SIFE team wraps up computer literacy course

PLAINVIEW - About 20 adults from around the area were recognized March 4 at Wayland Baptist University for completion of a free computer literacy course conducted by Wayland's Students in Free Enterprise team.

SIFE member Rosa Padilla served as project leader for the course, which began in mid-December and featured once weekly, hour-long sessions covering the basic aspects of computer usage. The course was held at Houston School's technology center through a partnership with Plainview Independent School District.

"My parents are not very computer literate, and we began to think of all the people in this area who need those skills too," said Padilla, a senior from Hale Center. She added that members developed a curriculum aimed specifically at adults with very little computer exposure - some only knew how to turn a computer on - and enlisted SIFE members and WBU students Jason Flick and Paul Sutton to teach the course. Other members of SIFE attended the course to help participants and serve as mentors.

About 20 students participated in the program, Padilla said, with a range of ages and backgrounds. Participants were surveyed during the initial course meeting in order to assess their current skills and find out what specific needs and interests they had. From there, the SIFE group could tailor their classes to their audience.

The course featured information on the components of a computer and basic usage of Microsoft Office Suite programs such as Word, Publisher and Excel. The course also covered basic use of the Internet, including search engines, downloads and web-based email, of particular interest to several participants.

"One of the older ladies in the class told us she wanted to learn how to do email because her grandson kept mentioning that he could send her pictures of himself if she had email," Padilla shared. "She came in the next week (after the email lesson) in tears, holding a picture of her grandson that she'd been able to receive through email."

Stories like that are what Padilla said makes the work SIFE has put into the program worthwhile and the students feel they've been able to impart valuable skills to the participants. She said future plans are to hold mini-courses on specific software programs to provide more in-depth information for those interested.

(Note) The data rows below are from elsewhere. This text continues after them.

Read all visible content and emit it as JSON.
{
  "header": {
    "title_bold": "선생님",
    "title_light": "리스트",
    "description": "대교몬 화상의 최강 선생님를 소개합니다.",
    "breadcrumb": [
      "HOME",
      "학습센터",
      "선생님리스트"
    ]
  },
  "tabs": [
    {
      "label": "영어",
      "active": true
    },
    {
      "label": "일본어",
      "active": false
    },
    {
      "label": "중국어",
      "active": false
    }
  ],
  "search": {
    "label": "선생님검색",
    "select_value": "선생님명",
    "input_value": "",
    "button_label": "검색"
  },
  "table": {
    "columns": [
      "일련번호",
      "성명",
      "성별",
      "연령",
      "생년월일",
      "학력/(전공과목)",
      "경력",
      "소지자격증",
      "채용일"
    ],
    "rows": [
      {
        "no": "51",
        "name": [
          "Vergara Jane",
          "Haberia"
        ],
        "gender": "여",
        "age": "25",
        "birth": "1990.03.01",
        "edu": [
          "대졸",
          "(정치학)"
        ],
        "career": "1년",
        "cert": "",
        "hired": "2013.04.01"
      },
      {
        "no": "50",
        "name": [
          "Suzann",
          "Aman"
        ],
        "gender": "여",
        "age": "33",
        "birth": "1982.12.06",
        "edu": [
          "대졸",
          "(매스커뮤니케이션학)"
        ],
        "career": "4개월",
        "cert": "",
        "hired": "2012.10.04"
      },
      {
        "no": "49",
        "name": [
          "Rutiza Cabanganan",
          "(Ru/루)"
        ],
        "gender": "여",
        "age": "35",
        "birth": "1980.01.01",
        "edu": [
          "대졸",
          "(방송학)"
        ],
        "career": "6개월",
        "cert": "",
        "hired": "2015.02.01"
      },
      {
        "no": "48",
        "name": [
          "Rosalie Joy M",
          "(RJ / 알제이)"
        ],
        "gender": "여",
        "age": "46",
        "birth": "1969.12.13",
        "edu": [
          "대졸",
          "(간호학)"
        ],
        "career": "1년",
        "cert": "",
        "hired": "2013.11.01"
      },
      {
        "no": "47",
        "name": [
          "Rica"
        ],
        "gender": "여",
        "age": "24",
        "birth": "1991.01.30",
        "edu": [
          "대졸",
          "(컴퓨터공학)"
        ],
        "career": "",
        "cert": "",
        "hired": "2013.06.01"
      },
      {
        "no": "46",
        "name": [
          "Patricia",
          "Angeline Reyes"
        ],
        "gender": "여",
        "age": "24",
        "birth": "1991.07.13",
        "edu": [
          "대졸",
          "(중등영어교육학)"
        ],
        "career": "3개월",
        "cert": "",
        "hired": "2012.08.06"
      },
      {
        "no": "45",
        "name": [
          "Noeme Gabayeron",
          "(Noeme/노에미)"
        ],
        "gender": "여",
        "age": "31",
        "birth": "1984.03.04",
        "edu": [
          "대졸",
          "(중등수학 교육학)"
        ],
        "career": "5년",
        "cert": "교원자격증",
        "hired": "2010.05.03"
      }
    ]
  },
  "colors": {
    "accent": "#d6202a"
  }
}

Located on universities across the country, SIFE teams develop leadership, teamwork and communication skills through learning, practicing and teaching the principles of free enterprise throughout their communities. This is done by holding seminars, workshops and other events aimed at educating and equipping business leaders and other community citizens.